Media watch: Touchdown for Gulf seafood
Finally, some positive news for the Gulf of Mexico seafood industry: a clam BLT, barbequed shrimp and a 30-foot shrimp and oyster po’boy were among the Gulf seafood items that garnered coverage in the mainstream media this week.
Multiple news outlets reported that Gulf seafood was served at a ceremony honoring the New Orleans Saints’ Super Bowl victory at the White House on Monday. President Barack Obama talked about efforts to contain the oil spill and assured the public that Gulf seafood is safe to eat.
“With the ongoing reopening of Gulf fisheries, we’re excited that fishermen can go back to work and Americans can confidently and safely enjoy Gulf seafood once again,” said Obama at the ceremony. “We’re certainly going to enjoy it here at the White House.”
On Sunday, Obama dined on Gulf shrimp at his belated birthday barbeque on the South Lawn.
Additionally, officials and about 60 White House staff members who have been working on the disaster in the Gulf were treated on Monday to a lunch hosted by the Louisiana Seafood Promotion and Marketing Board, which served a 30-foot Louisiana shrimp and oyster po’boy.
Ewell Smith, the board’s executive director, who was on Capitol Hill meeting with federal fisheries and health officials, said Obama’s endorsement and the coverage it received will definitely help restore consumer confidence in Gulf seafood.
“You can’t ask for anything better than the President making his birthday dinner Gulf seafood and then recognizing Gulf seafood on national TV with the Super Bowl champs. [He spent] a good chunk of his presentation speaking about the safety of Gulf seafood,” said Smith.
“It so important that they are helping to do this simply because they can help us accelerate the recovery process of our brand, not just Louisiana seafood but the Gulf as a whole,” he added.
In yet another boost for Gulf seafood, this weekend’s 10th annual Great American Seafood Cook-Off in New Orleans, which took on greater importance this year due to the oil spill, was won by a Gulf state chef. Dean Max, executive chef of 3030 Ocean in Ft. Lauderdale, Fla., earned the title of King of American Seafood with his Sebastian Inlet Clams BBLT (bacon, basil, lettuce and tomato). Wesley True of True Restaurant in Mobile, Ala., placed second.

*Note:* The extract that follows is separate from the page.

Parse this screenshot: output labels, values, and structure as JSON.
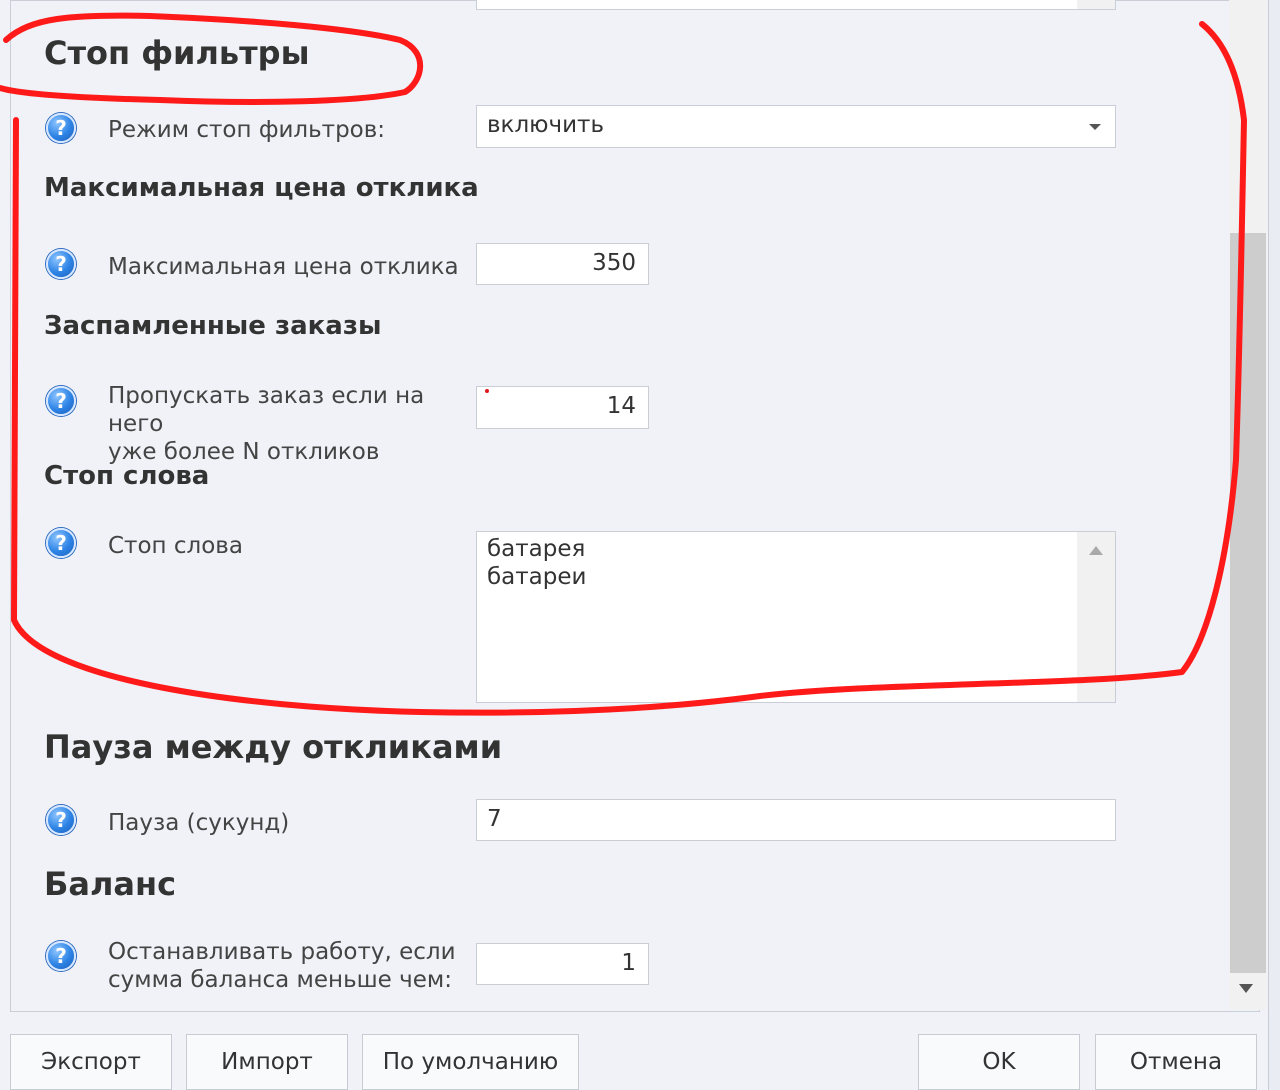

Hopefully, now that President Obama, the Super Bowl champs and some of the nation’s top chefs have shown confidence in the safety of Gulf seafood, the public will follow.All Commentaries >